especial stress on the welfare of either. I believe that the
development of the one cannot be effected without that of the other.
My highest wish is that this truth should be distinctly and rationally
apprehended, and the conditions of life and freedom recognized as the
same for the daughters and the sons of time; twin exponents of a
I solicit a sincere and patient attention from those who open the
following pages at all. I solicit of women that they will lay it to
heart to ascertain what is for them the liberty of law. It is for
this, and not for any, the largest, extension of partial privileges
that I seek. I ask them, if interested by these suggestions, to search
their own experience and intuitions for better, and fill up with fit
materials the trenches that hedge them in. From men I ask a noble and
earnest attention to anything that can be offered on this great and
still obscure subject, such as I have met from many with whom I stand
in private relations.
And may truth, unpolluted by prejudice, vanity or selfishness, be
granted daily more and more as the due of inheritance, and only
valuable conquest for us all!
WOMAN IN THE NINETEENTH CENTURY.
* * * * *
"Frailty, thy name is WOMAN."
"The Earth waits for her Queen."
The connection between these quotations may not be obvious, but it is
strict. Yet would any contradict us, if we made them applicable to the
other side, and began also,
Frailty, thy name is MAN.
The Earth waits for its King?
Yet Man, if not yet fully installed in his powers, has given much
earnest of his claims.
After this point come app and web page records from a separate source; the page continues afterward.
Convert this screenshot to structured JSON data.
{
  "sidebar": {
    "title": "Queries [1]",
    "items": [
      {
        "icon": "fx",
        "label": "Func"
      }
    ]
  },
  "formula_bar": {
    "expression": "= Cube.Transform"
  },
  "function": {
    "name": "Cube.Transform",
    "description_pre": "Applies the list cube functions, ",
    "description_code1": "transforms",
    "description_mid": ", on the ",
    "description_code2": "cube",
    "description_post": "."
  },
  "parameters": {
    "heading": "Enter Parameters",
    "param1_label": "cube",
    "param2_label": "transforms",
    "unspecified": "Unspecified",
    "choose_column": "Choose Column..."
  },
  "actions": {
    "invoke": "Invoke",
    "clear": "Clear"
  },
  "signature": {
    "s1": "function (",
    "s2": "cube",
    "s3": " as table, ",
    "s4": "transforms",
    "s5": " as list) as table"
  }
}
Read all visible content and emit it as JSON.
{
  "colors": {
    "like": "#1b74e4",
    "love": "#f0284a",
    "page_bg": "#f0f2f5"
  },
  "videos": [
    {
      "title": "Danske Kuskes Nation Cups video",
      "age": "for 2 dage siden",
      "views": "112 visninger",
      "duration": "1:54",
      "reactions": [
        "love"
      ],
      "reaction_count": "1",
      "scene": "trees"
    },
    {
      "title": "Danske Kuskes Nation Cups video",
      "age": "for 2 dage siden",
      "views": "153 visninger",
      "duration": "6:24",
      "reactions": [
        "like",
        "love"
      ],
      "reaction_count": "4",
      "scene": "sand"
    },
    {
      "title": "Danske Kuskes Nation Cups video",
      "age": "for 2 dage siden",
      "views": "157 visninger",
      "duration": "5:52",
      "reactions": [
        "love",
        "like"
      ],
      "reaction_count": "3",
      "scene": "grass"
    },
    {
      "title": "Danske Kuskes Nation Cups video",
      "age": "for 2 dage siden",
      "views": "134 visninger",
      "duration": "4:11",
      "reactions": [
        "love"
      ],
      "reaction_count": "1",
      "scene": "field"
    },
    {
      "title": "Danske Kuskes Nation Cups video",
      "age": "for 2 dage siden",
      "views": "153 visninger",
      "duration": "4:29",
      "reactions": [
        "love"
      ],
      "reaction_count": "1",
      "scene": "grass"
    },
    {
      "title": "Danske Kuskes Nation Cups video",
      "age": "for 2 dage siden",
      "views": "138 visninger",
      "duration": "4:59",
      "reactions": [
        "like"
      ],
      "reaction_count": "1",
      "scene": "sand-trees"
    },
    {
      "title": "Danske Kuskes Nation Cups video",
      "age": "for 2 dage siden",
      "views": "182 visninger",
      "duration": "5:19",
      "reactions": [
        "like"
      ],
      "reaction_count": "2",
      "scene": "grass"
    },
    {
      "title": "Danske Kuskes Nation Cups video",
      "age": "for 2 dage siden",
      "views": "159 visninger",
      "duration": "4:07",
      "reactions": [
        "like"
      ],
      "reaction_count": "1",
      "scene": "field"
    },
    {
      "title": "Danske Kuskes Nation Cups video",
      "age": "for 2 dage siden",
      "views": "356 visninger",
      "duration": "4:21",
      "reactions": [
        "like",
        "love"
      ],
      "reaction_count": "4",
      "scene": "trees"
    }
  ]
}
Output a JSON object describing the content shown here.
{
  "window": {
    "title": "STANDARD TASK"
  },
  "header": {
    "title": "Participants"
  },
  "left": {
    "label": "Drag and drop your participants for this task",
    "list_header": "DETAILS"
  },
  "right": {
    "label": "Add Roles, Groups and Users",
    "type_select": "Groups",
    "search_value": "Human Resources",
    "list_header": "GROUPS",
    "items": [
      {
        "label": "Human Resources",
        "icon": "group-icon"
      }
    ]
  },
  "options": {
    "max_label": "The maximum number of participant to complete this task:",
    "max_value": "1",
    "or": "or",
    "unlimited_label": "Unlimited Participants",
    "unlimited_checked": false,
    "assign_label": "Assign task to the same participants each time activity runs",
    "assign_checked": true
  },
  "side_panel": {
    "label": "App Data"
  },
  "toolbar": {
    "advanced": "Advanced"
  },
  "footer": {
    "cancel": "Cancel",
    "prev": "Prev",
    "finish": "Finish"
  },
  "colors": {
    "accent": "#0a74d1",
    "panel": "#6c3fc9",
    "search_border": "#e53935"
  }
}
Frail he is indeed,--how frail! how impure!
Yet often has the vein of gold displayed itself amid the baser ores,
and Man has appeared before us in princely promise worthy of his